Loi de la protection sociale atikamekw d’Opitciwan (Atikamekw of Opitciwan Social Protection Act): an historic move forward for First Nations families and children


Representatives from the Conseil des Atikamekw d’Opitciwan,  Assembly of First Nations Quebec-Labrador (AFNQL) and First Nations of Quebec and Labrador  Health and Social Services Commission (FNQLHSSC) met this morning, along with several guests,  to celebrate an historic move forward for First Nations families and children: adoption of the Loi de la  protection sociale atikamekw d’Opitciwan (LPSAO). A first in Quebec, this act will allow the community  of Opitciwan to be totally autonomous in matters of child protection, in accordance with the Act  respecting First Nations, Inuit and Métis children, youth and families

“We finally have the means to ensure the wellness of our children, while promoting and guaranteeing  accessibility to preventive services in an environment that is safe, suitable and developmentally  appropriate for our families. The child’s best interests lie at the heart of our approach and several  elements, lacking in provincial and federal jurisdictions, will be determining factors in the LPSAO, including the child’s cultural, linguistic, religious and spiritual identity, heritage and education,”  concluded Jean-Claude Mequish, Chief of Opitciwan. 

“Outstanding work has been carried out since the federal Act was passed, on June 21, 2019. Today,  we are pleased to see this work come to fruition. I would like to congratulate all the people who have  participated, directly or indirectly, in the development of the LPSAO. Opitciwan is a true source of  inspiration for our peoples, and I am confident that the children and families of this community will  benefit from all the help and support they need,” said Derek Montour, President of the FNQLHSSC  Board of Directors. 

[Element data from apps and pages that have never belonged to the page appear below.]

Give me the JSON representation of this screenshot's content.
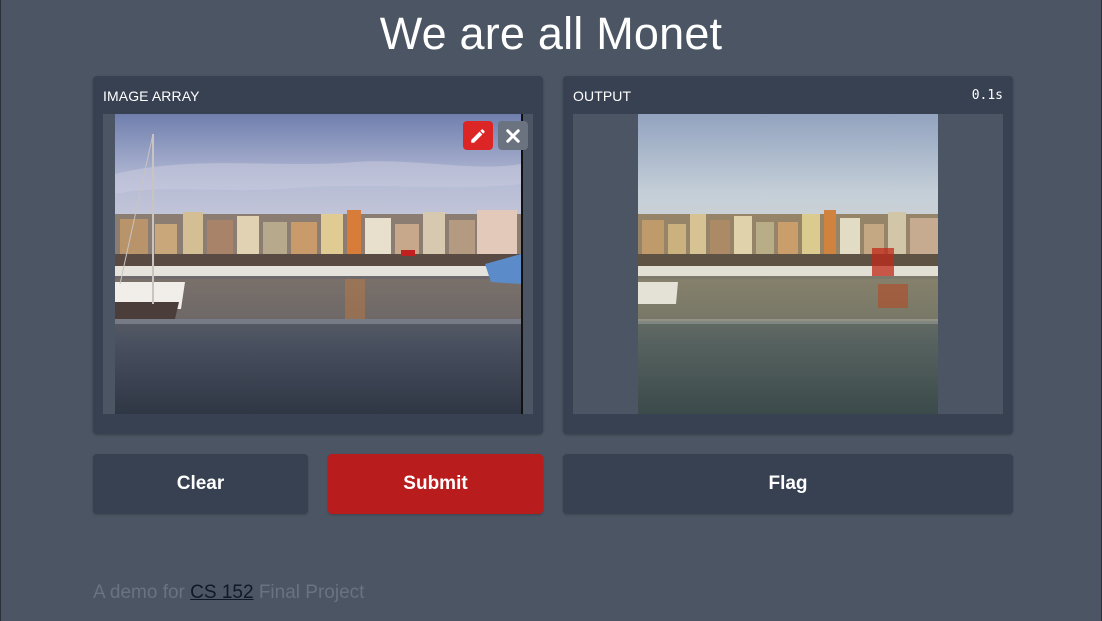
{
  "page": {
    "title": "We are all Monet"
  },
  "input_panel": {
    "label": "IMAGE ARRAY",
    "edit_icon": "pencil-icon",
    "clear_icon": "close-icon"
  },
  "output_panel": {
    "label": "OUTPUT",
    "timing": "0.1s"
  },
  "buttons": {
    "clear": "Clear",
    "submit": "Submit",
    "flag": "Flag"
  },
  "footer": {
    "prefix": "A demo for ",
    "link": "CS 152",
    "suffix": " Final Project"
  },
  "colors": {
    "background": "#4b5563",
    "panel": "#374151",
    "accent": "#b91c1c",
    "edit": "#dc2626"
  }
}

“I want to commend the determination of the Atikamekw Nation of Opitciwan. By affirming our right to  self-determination, we are creating a system that will help eliminate the overrepresentation of our  children in the youth protection system. We have been collectively investing for over three decades  to take back responsibility for the wellness of our children and communities. Our children are the hope  and future of our peoples and they deserve that we join forces to offer them a promising future. Nobody  is better positioned to do this than us,” stated Ghislain Picard, Chief of the AFNQL. 

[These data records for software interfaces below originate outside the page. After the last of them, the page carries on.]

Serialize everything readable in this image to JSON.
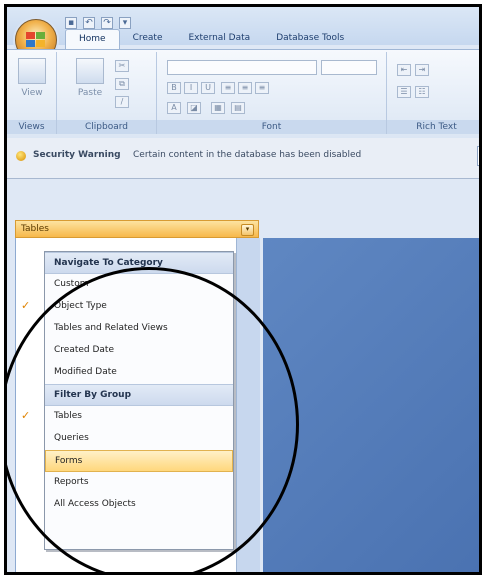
{
  "tabs": [
    "Home",
    "Create",
    "External Data",
    "Database Tools"
  ],
  "ribbon": {
    "groups": [
      {
        "label": "Views"
      },
      {
        "label": "Clipboard"
      },
      {
        "label": "Font"
      },
      {
        "label": "Rich Text"
      }
    ],
    "buttons": {
      "view": "View",
      "paste": "Paste"
    }
  },
  "security_bar": {
    "title": "Security Warning",
    "message": "Certain content in the database has been disabled"
  },
  "nav_pane": {
    "title": "Tables",
    "menu": [
      {
        "type": "header",
        "label": "Navigate To Category"
      },
      {
        "type": "item",
        "label": "Custom",
        "checked": false
      },
      {
        "type": "item",
        "label": "Object Type",
        "checked": true
      },
      {
        "type": "item",
        "label": "Tables and Related Views",
        "checked": false
      },
      {
        "type": "item",
        "label": "Created Date",
        "checked": false
      },
      {
        "type": "item",
        "label": "Modified Date",
        "checked": false
      },
      {
        "type": "header",
        "label": "Filter By Group"
      },
      {
        "type": "item",
        "label": "Tables",
        "checked": true
      },
      {
        "type": "item",
        "label": "Queries",
        "checked": false
      },
      {
        "type": "item",
        "label": "Forms",
        "checked": false,
        "highlighted": true
      },
      {
        "type": "item",
        "label": "Reports",
        "checked": false
      },
      {
        "type": "item",
        "label": "All Access Objects",
        "checked": false
      }
    ]
  },
  "colors": {
    "ribbon_blue": "#dfe8f5",
    "nav_header_orange": "#f7b84b",
    "workspace_blue": "#5077b6",
    "highlight_yellow": "#ffd77c",
    "check_orange": "#e08300"
  }
}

In addition, it is worthwhile noting that, to date, nine notices of intention (for 15 communities) have  been sent to the federal and provincial governments to exercise legislative jurisdiction over child and  family services, as well as four requests (for 22 communities) to enter into a coordination agreement  regarding the exercise of this jurisdiction. Other communities will certainly follow Opitciwan’s lead in  the foreseeable future.

About the Conseil des Atikamekw d’Opitciwan 

The Atikamekw community of Opitciwan is located northwest of Lac-Saint-Jean, about 250 km from  Saint-Félicien. It has around 3,000 residents, 50% of whom are under the age of 24. The Conseil des  Atikamekw d’Opitciwan makes every effort to affirm the Atikamekw identity, values, language, culture  and autonomy. It is in this spirit that it decided to obtain its full autonomy in matters of child protection. 

About the AFNQL 

The Assembly of First Nations Quebec-Labrador is a political organization that unites 43 First Nations  Chiefs in Quebec and Labrador. 

About the FNQLHSSC 

The First Nations of Quebec and Labrador Health and Social Services Commission is a non-profit  organization that supports First Nations in Quebec in achieving their objectives in terms of health,  wellness, culture and self-determination.